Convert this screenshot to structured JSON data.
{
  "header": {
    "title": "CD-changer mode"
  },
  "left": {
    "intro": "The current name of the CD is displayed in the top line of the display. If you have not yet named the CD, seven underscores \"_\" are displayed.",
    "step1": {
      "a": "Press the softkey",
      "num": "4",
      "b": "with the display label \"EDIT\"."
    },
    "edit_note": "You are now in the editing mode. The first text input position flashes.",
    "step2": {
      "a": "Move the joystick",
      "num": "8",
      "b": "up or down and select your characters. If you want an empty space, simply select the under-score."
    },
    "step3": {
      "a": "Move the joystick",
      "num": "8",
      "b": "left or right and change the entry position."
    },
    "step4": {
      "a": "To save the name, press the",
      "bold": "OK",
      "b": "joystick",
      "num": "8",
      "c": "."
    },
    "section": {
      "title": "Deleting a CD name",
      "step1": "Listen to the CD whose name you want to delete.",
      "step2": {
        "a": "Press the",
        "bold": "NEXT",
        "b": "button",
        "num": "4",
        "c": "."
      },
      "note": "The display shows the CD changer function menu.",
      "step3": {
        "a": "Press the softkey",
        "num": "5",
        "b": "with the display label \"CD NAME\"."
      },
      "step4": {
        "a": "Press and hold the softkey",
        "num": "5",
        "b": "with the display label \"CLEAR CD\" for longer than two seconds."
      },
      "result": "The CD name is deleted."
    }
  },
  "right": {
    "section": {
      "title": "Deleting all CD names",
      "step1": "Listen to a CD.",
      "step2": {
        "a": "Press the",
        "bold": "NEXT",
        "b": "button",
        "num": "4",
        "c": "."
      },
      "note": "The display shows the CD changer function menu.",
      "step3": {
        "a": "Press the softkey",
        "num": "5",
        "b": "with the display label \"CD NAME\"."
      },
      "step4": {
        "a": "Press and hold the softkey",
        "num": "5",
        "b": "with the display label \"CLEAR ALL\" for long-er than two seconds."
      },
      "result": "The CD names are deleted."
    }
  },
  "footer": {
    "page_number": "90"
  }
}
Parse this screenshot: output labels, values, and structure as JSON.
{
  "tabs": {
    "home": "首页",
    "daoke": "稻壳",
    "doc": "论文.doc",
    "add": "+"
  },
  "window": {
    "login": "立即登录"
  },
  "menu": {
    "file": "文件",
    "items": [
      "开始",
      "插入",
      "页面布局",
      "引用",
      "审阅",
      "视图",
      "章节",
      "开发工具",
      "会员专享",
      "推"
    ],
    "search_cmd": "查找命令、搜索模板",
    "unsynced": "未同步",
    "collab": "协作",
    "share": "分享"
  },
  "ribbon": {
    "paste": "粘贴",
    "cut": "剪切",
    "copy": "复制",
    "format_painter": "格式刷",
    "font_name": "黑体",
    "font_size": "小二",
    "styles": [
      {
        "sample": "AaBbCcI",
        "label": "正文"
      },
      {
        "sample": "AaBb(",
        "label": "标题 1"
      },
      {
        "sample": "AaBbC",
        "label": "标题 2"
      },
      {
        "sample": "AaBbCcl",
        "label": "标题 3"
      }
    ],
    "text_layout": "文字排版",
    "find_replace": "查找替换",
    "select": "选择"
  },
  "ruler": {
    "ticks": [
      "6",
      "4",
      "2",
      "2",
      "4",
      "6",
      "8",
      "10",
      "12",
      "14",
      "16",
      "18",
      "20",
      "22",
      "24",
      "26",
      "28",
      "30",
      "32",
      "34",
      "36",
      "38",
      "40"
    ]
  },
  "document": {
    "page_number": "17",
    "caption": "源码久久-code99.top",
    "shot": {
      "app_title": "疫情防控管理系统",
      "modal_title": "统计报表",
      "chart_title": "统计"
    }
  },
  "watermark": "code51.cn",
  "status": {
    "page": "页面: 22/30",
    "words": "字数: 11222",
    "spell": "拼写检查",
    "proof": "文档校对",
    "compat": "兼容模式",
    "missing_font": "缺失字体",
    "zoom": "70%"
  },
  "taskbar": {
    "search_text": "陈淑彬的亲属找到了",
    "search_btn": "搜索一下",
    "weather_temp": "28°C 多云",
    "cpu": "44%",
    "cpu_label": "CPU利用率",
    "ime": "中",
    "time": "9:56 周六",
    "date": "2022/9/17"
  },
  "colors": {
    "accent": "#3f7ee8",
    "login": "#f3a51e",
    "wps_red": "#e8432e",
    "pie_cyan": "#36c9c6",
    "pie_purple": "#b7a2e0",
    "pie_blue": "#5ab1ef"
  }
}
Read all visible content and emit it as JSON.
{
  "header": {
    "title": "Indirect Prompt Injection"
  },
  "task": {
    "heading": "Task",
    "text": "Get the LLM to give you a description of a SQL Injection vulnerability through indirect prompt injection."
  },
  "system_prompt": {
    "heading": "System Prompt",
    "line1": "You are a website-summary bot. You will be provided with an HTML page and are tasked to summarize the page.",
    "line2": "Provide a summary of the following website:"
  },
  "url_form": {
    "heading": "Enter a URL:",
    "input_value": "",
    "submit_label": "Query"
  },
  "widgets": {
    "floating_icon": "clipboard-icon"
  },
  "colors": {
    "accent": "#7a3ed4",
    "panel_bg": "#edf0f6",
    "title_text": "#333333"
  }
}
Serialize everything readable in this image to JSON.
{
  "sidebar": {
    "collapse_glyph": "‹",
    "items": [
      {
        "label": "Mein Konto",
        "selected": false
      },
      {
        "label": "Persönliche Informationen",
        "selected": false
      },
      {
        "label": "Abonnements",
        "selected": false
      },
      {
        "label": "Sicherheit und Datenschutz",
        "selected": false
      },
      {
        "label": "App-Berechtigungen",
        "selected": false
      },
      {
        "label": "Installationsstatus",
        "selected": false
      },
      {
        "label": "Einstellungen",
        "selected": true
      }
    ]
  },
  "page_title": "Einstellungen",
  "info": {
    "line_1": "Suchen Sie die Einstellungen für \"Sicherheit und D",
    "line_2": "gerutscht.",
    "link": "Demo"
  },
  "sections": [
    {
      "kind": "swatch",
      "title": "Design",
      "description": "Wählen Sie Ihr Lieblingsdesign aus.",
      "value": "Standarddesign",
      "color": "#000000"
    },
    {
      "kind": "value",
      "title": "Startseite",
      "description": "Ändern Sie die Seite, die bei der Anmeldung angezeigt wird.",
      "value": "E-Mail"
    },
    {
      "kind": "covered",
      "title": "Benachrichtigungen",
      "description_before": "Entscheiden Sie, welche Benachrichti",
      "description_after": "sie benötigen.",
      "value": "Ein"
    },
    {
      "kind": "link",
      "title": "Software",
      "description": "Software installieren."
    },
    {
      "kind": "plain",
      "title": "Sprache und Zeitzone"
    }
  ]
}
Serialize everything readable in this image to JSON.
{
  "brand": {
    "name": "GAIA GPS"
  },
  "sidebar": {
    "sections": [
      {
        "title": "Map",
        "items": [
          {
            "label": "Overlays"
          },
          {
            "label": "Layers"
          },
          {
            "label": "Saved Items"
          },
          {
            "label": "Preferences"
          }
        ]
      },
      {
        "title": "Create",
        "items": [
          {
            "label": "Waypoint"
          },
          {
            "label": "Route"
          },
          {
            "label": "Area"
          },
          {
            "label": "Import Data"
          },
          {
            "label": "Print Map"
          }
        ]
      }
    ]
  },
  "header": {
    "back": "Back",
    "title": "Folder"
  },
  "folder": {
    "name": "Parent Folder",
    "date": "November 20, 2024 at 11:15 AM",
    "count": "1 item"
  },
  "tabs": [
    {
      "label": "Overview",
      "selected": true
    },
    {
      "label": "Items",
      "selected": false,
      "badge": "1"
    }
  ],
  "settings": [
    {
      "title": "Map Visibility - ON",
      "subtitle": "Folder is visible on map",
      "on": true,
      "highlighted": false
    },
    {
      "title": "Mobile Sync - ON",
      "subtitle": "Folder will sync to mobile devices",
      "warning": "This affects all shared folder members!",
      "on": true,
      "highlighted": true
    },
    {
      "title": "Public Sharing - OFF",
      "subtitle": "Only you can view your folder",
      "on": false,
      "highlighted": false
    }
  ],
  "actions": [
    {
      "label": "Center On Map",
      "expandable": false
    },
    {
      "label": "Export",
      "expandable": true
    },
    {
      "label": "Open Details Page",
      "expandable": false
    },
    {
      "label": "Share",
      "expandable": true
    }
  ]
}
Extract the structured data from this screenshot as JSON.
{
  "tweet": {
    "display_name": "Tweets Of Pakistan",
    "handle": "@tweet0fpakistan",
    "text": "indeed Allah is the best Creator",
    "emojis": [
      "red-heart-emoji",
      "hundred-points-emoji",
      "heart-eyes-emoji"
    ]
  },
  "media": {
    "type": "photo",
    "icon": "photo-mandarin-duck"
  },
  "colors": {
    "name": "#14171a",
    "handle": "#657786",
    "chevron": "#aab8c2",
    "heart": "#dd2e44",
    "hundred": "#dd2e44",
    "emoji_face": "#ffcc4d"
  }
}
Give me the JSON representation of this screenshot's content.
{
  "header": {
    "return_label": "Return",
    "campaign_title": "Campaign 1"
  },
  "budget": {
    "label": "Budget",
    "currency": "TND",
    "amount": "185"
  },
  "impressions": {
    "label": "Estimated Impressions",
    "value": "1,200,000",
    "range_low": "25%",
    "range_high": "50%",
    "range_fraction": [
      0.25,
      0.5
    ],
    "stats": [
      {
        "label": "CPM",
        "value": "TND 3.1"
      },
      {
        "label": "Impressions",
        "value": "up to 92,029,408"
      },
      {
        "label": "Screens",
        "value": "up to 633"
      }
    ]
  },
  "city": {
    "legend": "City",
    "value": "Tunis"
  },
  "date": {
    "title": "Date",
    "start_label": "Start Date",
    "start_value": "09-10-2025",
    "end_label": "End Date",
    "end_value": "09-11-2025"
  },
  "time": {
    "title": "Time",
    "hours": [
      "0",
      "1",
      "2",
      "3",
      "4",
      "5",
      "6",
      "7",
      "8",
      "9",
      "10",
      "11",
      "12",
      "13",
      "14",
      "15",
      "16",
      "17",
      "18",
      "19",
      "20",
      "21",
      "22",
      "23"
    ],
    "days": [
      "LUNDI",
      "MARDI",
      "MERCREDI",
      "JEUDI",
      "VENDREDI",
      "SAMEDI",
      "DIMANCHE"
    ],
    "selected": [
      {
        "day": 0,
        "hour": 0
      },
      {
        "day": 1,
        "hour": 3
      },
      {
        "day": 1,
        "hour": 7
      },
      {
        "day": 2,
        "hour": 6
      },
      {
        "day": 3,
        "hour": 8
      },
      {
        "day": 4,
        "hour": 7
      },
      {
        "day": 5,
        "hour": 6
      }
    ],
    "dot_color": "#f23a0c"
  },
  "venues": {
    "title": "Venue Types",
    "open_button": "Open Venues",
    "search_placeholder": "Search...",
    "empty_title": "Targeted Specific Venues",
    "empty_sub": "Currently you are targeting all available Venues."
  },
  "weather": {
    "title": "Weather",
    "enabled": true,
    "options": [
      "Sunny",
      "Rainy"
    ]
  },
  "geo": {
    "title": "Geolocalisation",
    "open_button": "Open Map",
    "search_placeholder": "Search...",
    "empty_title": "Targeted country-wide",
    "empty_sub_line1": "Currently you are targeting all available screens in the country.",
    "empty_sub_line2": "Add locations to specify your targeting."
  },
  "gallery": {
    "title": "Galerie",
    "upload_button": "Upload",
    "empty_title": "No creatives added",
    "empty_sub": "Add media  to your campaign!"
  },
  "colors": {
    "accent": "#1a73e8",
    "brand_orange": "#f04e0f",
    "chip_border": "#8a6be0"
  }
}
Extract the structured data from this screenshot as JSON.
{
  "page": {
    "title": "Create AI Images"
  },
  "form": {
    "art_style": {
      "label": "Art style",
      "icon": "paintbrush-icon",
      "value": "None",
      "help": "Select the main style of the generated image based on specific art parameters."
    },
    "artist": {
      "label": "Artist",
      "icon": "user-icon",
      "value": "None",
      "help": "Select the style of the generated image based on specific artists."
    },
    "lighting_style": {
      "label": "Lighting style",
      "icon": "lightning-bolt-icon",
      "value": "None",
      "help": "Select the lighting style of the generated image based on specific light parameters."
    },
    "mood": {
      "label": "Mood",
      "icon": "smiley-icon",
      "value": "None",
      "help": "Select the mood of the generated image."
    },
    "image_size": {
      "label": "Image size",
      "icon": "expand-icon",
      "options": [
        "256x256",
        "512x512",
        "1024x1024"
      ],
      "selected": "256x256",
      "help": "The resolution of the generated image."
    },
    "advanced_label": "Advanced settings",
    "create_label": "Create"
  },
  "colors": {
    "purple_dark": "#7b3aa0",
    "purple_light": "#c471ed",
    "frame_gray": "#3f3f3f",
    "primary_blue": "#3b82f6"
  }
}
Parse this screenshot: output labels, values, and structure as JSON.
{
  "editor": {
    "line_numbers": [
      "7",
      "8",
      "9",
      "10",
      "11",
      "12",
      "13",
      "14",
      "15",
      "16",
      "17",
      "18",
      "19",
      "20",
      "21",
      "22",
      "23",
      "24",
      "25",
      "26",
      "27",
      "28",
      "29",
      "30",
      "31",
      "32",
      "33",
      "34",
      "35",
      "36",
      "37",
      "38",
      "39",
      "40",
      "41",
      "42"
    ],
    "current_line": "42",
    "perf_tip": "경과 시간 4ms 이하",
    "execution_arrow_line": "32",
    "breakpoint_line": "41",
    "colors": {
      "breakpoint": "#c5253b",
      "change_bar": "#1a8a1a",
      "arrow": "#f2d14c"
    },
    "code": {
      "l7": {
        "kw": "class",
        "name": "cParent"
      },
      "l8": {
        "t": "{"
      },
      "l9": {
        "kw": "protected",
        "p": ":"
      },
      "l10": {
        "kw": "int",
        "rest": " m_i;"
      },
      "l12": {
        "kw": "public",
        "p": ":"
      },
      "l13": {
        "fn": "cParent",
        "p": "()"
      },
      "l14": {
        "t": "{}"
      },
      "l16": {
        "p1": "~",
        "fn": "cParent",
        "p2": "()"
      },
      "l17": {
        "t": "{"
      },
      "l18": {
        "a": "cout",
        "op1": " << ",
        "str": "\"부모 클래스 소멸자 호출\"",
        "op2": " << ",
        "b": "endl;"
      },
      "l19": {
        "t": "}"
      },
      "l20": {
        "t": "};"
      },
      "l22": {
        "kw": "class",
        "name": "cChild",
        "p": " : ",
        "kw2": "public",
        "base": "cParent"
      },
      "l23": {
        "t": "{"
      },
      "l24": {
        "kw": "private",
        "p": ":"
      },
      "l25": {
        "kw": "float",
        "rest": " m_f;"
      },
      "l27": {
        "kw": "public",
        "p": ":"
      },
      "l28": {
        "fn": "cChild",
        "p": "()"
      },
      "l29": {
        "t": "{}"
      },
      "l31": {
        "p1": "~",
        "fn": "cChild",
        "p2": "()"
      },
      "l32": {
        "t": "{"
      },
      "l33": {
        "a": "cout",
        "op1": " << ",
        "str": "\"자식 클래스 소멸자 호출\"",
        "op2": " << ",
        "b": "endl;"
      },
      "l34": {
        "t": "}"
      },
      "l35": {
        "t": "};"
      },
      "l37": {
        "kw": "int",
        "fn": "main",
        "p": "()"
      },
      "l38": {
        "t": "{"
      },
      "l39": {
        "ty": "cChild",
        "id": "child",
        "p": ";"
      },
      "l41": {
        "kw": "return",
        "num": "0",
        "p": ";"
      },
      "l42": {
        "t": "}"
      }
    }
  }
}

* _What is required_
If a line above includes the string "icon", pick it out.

* _Task result_
    "floating_icon": "clipboard-icon"
    "icon": "photo-mandarin-duck"
      "icon": "paintbrush-icon",
      "icon": "user-icon",
      "icon": "lightning-bolt-icon",
      "icon": "smiley-icon",
      "icon": "expand-icon",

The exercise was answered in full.